Channel 4 in financial mess

What do you do with an ailing public broadcaster that keeps telling anyone who’ll listen that it is broke and rapidly running out of cash? To date the UK’s Channel 4 it has been rumoured to be somehow or other merging with the BBC’s commercial arm, BBC Worldwide, or a shotgun marriage with wholly commercial Channel 5 (owned by German broadcasting giant RTL), or bailed out by a “top slice” of BBC licence-fee funding. It is a right royal mess.

Launched in 1982, Channel 4 was formed to satisfy certain well-defined niches in UK broadcasting, not least to demonstrate “innovation, experimentation and creativity”. The network is ultimately publicly owned, although depends entirely on TV advertising and sponsorship for its revenues. All went swimmingly well while the UK advertising market was buoyant. The past year or so, and since 2007, has seen that income stream under pressure, and Channel 4’s share of the TV ad-market has declined, along with its ratings.

While Channel 4’s remit to be a public broadcaster celebrating the UK’s diversity was once a mainstay of its schedules, more recently it has become notorious for bargain basement programming like Big Brother and Celebrity Big Brother, which dominate the schedules. Channel 4 has tended to shunt its “public remit” obligations to new digital channels E4, More 4, 4Music and its film channels.

It once invested heavily in movies with considerable success. But it has also lost cash, on subscription TV, on radio investments (Oneword, and digital radio), on horse racing (At The Races).

Currently, Channel 4 says it has an annual funding shortfall which will grow to £150m by 2012 which is hardly good news given the economic climate.

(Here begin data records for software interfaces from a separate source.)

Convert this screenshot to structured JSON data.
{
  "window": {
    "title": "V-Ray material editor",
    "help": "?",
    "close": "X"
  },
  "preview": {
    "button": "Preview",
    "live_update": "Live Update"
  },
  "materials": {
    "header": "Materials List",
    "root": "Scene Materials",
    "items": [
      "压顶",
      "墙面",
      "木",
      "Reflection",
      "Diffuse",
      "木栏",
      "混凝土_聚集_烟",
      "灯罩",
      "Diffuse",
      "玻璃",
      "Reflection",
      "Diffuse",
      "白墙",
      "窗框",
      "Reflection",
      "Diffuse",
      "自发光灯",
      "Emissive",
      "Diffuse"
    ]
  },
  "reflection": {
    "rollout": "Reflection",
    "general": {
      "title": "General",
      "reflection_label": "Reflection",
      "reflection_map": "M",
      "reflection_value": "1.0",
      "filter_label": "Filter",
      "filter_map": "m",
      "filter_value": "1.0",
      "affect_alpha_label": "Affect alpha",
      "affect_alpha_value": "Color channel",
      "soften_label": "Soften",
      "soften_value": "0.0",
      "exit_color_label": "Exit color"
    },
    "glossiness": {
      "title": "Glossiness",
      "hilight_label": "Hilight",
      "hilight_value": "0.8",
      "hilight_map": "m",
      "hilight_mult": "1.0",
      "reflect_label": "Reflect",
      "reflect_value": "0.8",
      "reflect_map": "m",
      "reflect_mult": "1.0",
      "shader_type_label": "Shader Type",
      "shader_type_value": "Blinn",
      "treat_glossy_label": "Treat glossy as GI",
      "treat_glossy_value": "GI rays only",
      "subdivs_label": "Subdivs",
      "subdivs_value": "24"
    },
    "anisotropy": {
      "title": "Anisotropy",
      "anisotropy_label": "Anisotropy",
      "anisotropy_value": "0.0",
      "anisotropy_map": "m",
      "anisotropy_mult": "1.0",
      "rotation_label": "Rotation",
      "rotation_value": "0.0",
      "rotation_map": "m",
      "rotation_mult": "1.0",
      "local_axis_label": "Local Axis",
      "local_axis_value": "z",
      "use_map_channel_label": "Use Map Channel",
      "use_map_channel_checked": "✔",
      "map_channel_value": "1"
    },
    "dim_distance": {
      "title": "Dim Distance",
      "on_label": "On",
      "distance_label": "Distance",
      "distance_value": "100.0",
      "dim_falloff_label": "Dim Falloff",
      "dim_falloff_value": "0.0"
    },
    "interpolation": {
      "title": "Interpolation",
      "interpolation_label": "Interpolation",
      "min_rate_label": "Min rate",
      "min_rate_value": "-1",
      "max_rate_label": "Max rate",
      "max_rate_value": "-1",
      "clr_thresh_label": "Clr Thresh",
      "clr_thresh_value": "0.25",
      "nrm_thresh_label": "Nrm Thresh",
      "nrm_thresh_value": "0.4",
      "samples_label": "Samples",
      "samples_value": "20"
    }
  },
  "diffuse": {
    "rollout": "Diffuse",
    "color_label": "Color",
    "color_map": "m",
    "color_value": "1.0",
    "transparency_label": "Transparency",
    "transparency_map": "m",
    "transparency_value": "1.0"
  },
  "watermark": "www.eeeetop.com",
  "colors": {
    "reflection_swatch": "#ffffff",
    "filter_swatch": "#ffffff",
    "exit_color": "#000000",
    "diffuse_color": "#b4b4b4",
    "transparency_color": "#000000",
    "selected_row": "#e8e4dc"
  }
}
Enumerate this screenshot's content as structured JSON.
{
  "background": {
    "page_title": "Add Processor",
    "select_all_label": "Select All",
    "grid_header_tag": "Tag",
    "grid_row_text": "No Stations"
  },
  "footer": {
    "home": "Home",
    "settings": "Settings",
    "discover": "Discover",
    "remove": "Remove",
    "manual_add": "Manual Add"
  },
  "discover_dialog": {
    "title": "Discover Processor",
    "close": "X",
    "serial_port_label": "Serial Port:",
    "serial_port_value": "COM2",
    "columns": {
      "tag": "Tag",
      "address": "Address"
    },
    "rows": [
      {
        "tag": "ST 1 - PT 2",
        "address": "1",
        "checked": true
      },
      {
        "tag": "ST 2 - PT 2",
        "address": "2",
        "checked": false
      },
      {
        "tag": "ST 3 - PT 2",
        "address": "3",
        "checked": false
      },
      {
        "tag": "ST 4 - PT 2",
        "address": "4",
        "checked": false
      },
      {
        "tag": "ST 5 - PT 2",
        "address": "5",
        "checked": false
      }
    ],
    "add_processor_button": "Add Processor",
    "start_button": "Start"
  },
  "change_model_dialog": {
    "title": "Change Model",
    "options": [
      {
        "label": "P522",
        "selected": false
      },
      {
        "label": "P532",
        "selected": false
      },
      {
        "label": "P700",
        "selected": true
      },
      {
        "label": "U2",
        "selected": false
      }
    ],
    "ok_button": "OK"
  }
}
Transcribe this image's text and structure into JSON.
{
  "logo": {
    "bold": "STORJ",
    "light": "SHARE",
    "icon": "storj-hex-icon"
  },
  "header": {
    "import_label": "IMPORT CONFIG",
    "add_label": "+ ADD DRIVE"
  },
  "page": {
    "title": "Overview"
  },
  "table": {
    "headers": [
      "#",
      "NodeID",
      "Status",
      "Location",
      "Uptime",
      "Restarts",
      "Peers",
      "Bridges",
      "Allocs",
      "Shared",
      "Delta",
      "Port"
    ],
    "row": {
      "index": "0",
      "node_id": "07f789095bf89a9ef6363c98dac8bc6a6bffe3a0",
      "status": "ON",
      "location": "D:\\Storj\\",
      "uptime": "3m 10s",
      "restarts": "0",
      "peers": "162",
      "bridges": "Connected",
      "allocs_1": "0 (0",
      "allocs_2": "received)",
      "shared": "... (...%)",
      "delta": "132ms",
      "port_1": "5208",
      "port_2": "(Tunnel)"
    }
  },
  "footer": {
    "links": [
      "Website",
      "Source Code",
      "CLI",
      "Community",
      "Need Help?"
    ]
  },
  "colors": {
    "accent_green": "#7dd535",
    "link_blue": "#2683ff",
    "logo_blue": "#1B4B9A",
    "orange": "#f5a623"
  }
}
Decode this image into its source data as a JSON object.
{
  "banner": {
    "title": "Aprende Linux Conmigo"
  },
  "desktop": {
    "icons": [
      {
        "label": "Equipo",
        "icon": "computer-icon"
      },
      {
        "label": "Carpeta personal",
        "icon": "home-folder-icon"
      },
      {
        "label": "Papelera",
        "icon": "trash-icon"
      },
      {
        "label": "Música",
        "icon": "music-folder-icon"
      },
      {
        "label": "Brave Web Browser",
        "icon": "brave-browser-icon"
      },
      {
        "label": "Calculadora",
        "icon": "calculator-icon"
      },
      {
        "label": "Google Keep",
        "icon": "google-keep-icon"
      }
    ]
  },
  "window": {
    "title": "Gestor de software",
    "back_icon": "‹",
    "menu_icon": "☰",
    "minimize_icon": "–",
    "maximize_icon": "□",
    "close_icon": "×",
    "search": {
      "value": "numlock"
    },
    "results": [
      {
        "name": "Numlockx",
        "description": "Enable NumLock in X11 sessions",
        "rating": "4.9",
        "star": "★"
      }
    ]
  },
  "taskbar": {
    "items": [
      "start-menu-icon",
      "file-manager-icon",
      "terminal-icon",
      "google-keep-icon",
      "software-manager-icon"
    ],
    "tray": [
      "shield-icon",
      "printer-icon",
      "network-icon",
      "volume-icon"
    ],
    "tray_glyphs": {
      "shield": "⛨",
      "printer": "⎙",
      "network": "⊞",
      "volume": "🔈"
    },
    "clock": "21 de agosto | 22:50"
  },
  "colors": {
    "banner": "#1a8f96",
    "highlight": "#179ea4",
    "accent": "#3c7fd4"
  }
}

C4’s CEO Andy Duncan fully admits that merging with RTL would be like mixing “oil and water” and end up a mess, diluting Channel 4’s alleged distinctive position in British broadcasting.

Later this week there are like to be further comments from the BBC, regulator Ofcom and the government.